Building on intensive fieldwork focusing on NGOs and activist communities, this dissertation closely examines the social-mediatization and digital-financialization of redress activism in China. After the introduction, chapters 2 and 3 document the historical development of the redress phenomenon with an institutional ethnography. Chapter 4 concentrates on the moral experience of the local activists who consistently provide care to those they consider authentic national heroes in different regions. Chapter 5 shows the regionalization and nativism of the hero-making programme, unpacking a phenomenon of solidarity centred on the province which exists among activists. Chapter 6 focuses on the role of the state in creating a philanthropic and charity sphere in China, illustrating how a crowdfunding market has opened up in support of the social welfare system. Chapters 7 and 8 closely examine the operation of this online crowdfunding market in which internet companies act as infrastructure providers. By introducing competition schemes and digital marketing into the charity sphere, online platforms and charitable NGOs brand the veterans as the worthiest recipients of the charity to boost fundraising, inadvertently widening regional disparities among activist communities. The thesis closes with a reflection on how the internet-based charity shapes the moral landscape by giving rise to a new way of doing good for ordinary people in China.





Chau, Yuet Chau


China, anthropology of charity, NGOs, Chinese e-commerce, Second World War


Doctor of Philosophy (PhD)

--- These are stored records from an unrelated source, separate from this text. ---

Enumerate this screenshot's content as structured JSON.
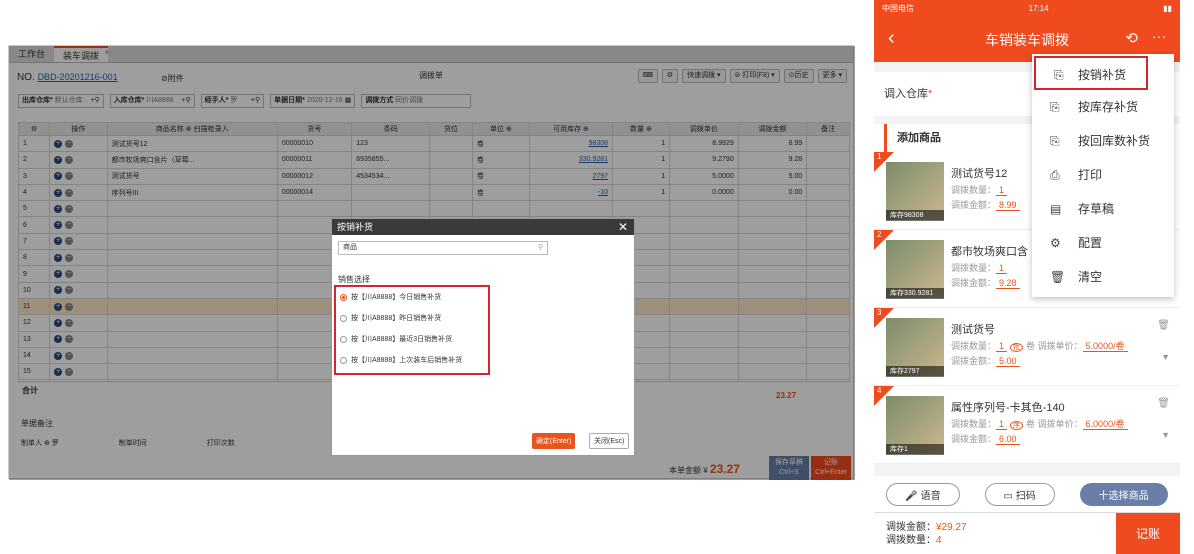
{
  "desktop": {
    "tabs": [
      "工作台",
      "装车调拨"
    ],
    "no_label": "NO.",
    "no_value": "DBD-20201216-001",
    "attach": "⊘附件",
    "title": "调拨单",
    "buttons": [
      "快速调拨 ▾",
      "⊜ 打印(F8) ▾",
      "⊙历史",
      "更多 ▾"
    ],
    "fields": {
      "out_wh": "出库仓库*",
      "out_wh_v": "默认仓库",
      "in_wh": "入库仓库*",
      "in_wh_v": "川A8888",
      "handler": "经手人*",
      "handler_v": "罗",
      "date": "单据日期*",
      "date_v": "2020-12-16",
      "method": "调拨方式",
      "method_v": "同价调拨"
    },
    "columns": [
      "⚙",
      "操作",
      "商品名称 ⊕ 扫描枪录入",
      "货号",
      "条码",
      "货位",
      "单位 ⊕",
      "可用库存 ⊕",
      "数量 ⊕",
      "调拨单价",
      "调拨金额",
      "备注"
    ],
    "rows": [
      {
        "n": "1",
        "name": "测试货号12",
        "code": "00000010",
        "bar": "123",
        "unit": "卷",
        "stock": "98308",
        "qty": "1",
        "price": "8.9929",
        "amt": "8.99"
      },
      {
        "n": "2",
        "name": "都市牧场爽口含片（草莓...",
        "code": "00000011",
        "bar": "6935855...",
        "unit": "卷",
        "stock": "330.9281",
        "qty": "1",
        "price": "9.2790",
        "amt": "9.28"
      },
      {
        "n": "3",
        "name": "测试货号",
        "code": "00000012",
        "bar": "4534534...",
        "unit": "卷",
        "stock": "2797",
        "qty": "1",
        "price": "5.0000",
        "amt": "5.00"
      },
      {
        "n": "4",
        "name": "序列号III",
        "code": "00000014",
        "bar": "",
        "unit": "卷",
        "stock": "-10",
        "qty": "1",
        "price": "0.0000",
        "amt": "0.00"
      },
      {
        "n": "5"
      },
      {
        "n": "6"
      },
      {
        "n": "7"
      },
      {
        "n": "8"
      },
      {
        "n": "9"
      },
      {
        "n": "10"
      },
      {
        "n": "11"
      },
      {
        "n": "12"
      },
      {
        "n": "13"
      },
      {
        "n": "14"
      },
      {
        "n": "15"
      }
    ],
    "total_label": "合计",
    "total_amt": "23.27",
    "note_label": "单据备注",
    "bottom": [
      "制单人 ⊕ 罗",
      "制单时间",
      "打印次数"
    ],
    "sum_label": "本单金额 ¥",
    "sum_value": "23.27",
    "save_draft": "保存草稿 Ctrl+S",
    "save_acc": "记账 Ctrl+Enter",
    "dialog": {
      "title": "按销补货",
      "search": "商品",
      "section": "销售选择",
      "options": [
        "按【川A8888】今日销售补货",
        "按【川A8888】昨日销售补货",
        "按【川A8888】最近3日销售补货",
        "按【川A8888】上次装车后销售补货"
      ],
      "ok": "确定(Enter)",
      "cancel": "关闭(Esc)"
    }
  },
  "phone": {
    "status_left": "中国电信",
    "status_time": "17:14",
    "title": "车销装车调拨",
    "in_wh": "调入仓库",
    "add": "添加商品",
    "items": [
      {
        "n": "1",
        "name": "测试货号12",
        "qty": "1",
        "amt": "8.99",
        "stock": "库存98308"
      },
      {
        "n": "2",
        "name": "都市牧场爽口含",
        "qty": "1",
        "amt": "9.28",
        "stock": "库存330.9281"
      },
      {
        "n": "3",
        "name": "测试货号",
        "qty": "1",
        "amt": "5.00",
        "stock": "库存2797",
        "tag": "批",
        "unit_price": "5.0000/卷"
      },
      {
        "n": "4",
        "name": "属性序列号-卡其色-140",
        "qty": "1",
        "amt": "6.00",
        "stock": "库存1",
        "tag": "序",
        "unit_price": "6.0000/卷"
      }
    ],
    "qty_label": "调拨数量：",
    "amt_label": "调拨金额：",
    "unit_label": "卷 调拨单价：",
    "menu": [
      "按销补货",
      "按库存补货",
      "按回库数补货",
      "打印",
      "存草稿",
      "配置",
      "清空"
    ],
    "btns": [
      "语音",
      "扫码",
      "十选择商品"
    ],
    "foot_amt_label": "调拨金额：",
    "foot_amt": "¥29.27",
    "foot_qty_label": "调拨数量：",
    "foot_qty": "4",
    "account": "记账"
  }
}
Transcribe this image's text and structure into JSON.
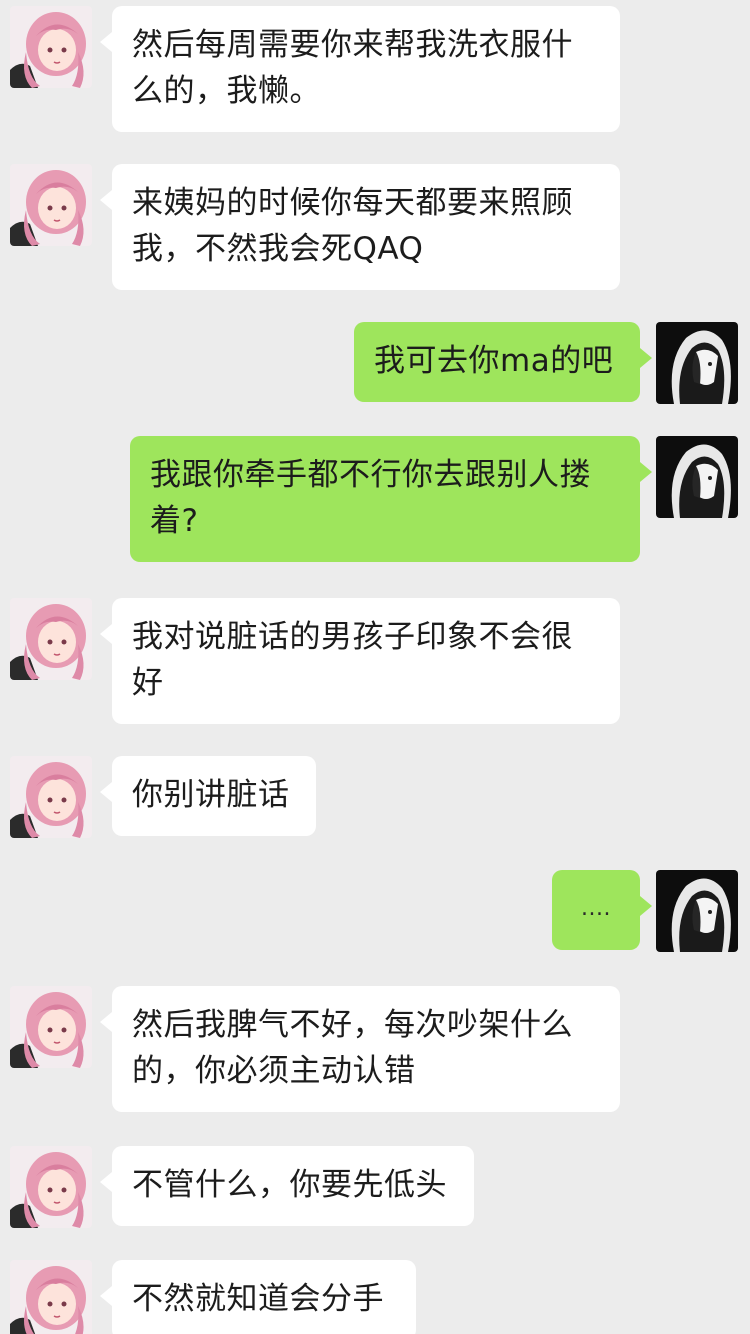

Awarding Institution

University of Cambridge
St John’s College Student Fund FAMES fieldwork fund Chiang Ching-kuo doctoral fellowship.